### EXERCISE OBJECTIVE
Restate, word for word, every line of the data.

**** DATA SHOWN ****

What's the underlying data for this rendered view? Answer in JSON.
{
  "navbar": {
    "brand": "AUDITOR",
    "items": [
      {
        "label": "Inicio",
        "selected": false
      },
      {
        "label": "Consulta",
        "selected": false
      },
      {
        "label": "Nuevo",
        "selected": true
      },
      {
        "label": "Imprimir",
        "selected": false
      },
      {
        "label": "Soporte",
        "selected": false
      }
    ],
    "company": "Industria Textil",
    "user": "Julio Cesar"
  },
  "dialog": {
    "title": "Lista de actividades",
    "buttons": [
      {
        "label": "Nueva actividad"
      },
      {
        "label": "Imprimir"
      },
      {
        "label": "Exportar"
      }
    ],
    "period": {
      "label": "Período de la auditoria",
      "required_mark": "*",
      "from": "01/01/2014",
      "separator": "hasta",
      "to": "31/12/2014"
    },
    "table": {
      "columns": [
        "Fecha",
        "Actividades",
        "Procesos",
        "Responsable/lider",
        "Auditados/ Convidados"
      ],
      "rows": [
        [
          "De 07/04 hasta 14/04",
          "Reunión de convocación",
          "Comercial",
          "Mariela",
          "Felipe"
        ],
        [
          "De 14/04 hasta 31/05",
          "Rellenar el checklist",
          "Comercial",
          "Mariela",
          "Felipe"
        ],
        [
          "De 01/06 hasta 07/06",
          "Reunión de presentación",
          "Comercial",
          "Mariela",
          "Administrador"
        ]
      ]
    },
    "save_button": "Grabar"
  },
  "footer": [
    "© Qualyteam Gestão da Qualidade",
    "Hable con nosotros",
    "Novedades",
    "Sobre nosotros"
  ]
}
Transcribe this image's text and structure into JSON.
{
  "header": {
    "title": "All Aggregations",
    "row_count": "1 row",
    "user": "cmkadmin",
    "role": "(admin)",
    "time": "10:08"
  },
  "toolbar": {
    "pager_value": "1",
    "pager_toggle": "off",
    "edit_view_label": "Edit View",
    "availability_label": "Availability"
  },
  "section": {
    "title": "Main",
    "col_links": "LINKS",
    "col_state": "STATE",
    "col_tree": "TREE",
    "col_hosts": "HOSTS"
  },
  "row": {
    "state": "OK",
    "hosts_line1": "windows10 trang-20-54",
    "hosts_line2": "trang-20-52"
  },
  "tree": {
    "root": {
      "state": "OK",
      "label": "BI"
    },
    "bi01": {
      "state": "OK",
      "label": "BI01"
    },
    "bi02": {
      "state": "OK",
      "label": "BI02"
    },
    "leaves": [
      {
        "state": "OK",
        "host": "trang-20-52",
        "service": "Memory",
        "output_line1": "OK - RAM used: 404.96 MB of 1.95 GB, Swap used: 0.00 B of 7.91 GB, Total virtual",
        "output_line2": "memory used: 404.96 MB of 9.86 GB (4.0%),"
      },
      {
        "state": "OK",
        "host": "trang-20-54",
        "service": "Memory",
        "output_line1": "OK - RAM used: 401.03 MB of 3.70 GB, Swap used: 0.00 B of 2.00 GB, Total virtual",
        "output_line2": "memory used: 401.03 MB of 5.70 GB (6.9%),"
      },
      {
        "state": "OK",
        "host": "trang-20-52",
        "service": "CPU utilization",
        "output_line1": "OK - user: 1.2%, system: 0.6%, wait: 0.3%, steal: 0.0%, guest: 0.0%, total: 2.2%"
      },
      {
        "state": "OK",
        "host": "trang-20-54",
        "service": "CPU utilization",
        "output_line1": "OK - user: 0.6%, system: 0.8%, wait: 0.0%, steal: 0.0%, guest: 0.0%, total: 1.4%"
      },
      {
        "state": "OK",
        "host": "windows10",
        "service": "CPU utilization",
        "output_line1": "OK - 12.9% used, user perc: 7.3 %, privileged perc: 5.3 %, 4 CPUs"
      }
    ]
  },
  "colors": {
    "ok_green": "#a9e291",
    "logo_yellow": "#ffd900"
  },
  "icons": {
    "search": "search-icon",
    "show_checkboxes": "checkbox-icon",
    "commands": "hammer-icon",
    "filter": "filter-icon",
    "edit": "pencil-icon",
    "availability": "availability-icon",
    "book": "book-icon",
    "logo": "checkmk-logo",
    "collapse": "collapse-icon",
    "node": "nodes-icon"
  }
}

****

### EXERCISE ANSWER
What's the underlying data for this rendered view? Answer in JSON.
{
  "navbar": {
    "brand": "AUDITOR",
    "items": [
      {
        "label": "Inicio",
        "selected": false
      },
      {
        "label": "Consulta",
        "selected": false
      },
      {
        "label": "Nuevo",
        "selected": true
      },
      {
        "label": "Imprimir",
        "selected": false
      },
      {
        "label": "Soporte",
        "selected": false
      }
    ],
    "company": "Industria Textil",
    "user": "Julio Cesar"
  },
  "dialog": {
    "title": "Lista de actividades",
    "buttons": [
      {
        "label": "Nueva actividad"
      },
      {
        "label": "Imprimir"
      },
      {
        "label": "Exportar"
      }
    ],
    "period": {
      "label": "Período de la auditoria",
      "required_mark": "*",
      "from": "01/01/2014",
      "separator": "hasta",
      "to": "31/12/2014"
    },
    "table": {
      "columns": [
        "Fecha",
        "Actividades",
        "Procesos",
        "Responsable/lider",
        "Auditados/ Convidados"
      ],
      "rows": [
        [
          "De 07/04 hasta 14/04",
          "Reunión de convocación",
          "Comercial",
          "Mariela",
          "Felipe"
        ],
        [
          "De 14/04 hasta 31/05",
          "Rellenar el checklist",
          "Comercial",
          "Mariela",
          "Felipe"
        ],
        [
          "De 01/06 hasta 07/06",
          "Reunión de presentación",
          "Comercial",
          "Mariela",
          "Administrador"
        ]
      ]
    },
    "save_button": "Grabar"
  },
  "footer": [
    "© Qualyteam Gestão da Qualidade",
    "Hable con nosotros",
    "Novedades",
    "Sobre nosotros"
  ]
}
Transcribe this image's text and structure into JSON.
{
  "header": {
    "title": "All Aggregations",
    "row_count": "1 row",
    "user": "cmkadmin",
    "role": "(admin)",
    "time": "10:08"
  },
  "toolbar": {
    "pager_value": "1",
    "pager_toggle": "off",
    "edit_view_label": "Edit View",
    "availability_label": "Availability"
  },
  "section": {
    "title": "Main",
    "col_links": "LINKS",
    "col_state": "STATE",
    "col_tree": "TREE",
    "col_hosts": "HOSTS"
  },
  "row": {
    "state": "OK",
    "hosts_line1": "windows10 trang-20-54",
    "hosts_line2": "trang-20-52"
  },
  "tree": {
    "root": {
      "state": "OK",
      "label": "BI"
    },
    "bi01": {
      "state": "OK",
      "label": "BI01"
    },
    "bi02": {
      "state": "OK",
      "label": "BI02"
    },
    "leaves": [
      {
        "state": "OK",
        "host": "trang-20-52",
        "service": "Memory",
        "output_line1": "OK - RAM used: 404.96 MB of 1.95 GB, Swap used: 0.00 B of 7.91 GB, Total virtual",
        "output_line2": "memory used: 404.96 MB of 9.86 GB (4.0%),"
      },
      {
        "state": "OK",
        "host": "trang-20-54",
        "service": "Memory",
        "output_line1": "OK - RAM used: 401.03 MB of 3.70 GB, Swap used: 0.00 B of 2.00 GB, Total virtual",
        "output_line2": "memory used: 401.03 MB of 5.70 GB (6.9%),"
      },
      {
        "state": "OK",
        "host": "trang-20-52",
        "service": "CPU utilization",
        "output_line1": "OK - user: 1.2%, system: 0.6%, wait: 0.3%, steal: 0.0%, guest: 0.0%, total: 2.2%"
      },
      {
        "state": "OK",
        "host": "trang-20-54",
        "service": "CPU utilization",
        "output_line1": "OK - user: 0.6%, system: 0.8%, wait: 0.0%, steal: 0.0%, guest: 0.0%, total: 1.4%"
      },
      {
        "state": "OK",
        "host": "windows10",
        "service": "CPU utilization",
        "output_line1": "OK - 12.9% used, user perc: 7.3 %, privileged perc: 5.3 %, 4 CPUs"
      }
    ]
  },
  "colors": {
    "ok_green": "#a9e291",
    "logo_yellow": "#ffd900"
  },
  "icons": {
    "search": "search-icon",
    "show_checkboxes": "checkbox-icon",
    "commands": "hammer-icon",
    "filter": "filter-icon",
    "edit": "pencil-icon",
    "availability": "availability-icon",
    "book": "book-icon",
    "logo": "checkmk-logo",
    "collapse": "collapse-icon",
    "node": "nodes-icon"
  }
}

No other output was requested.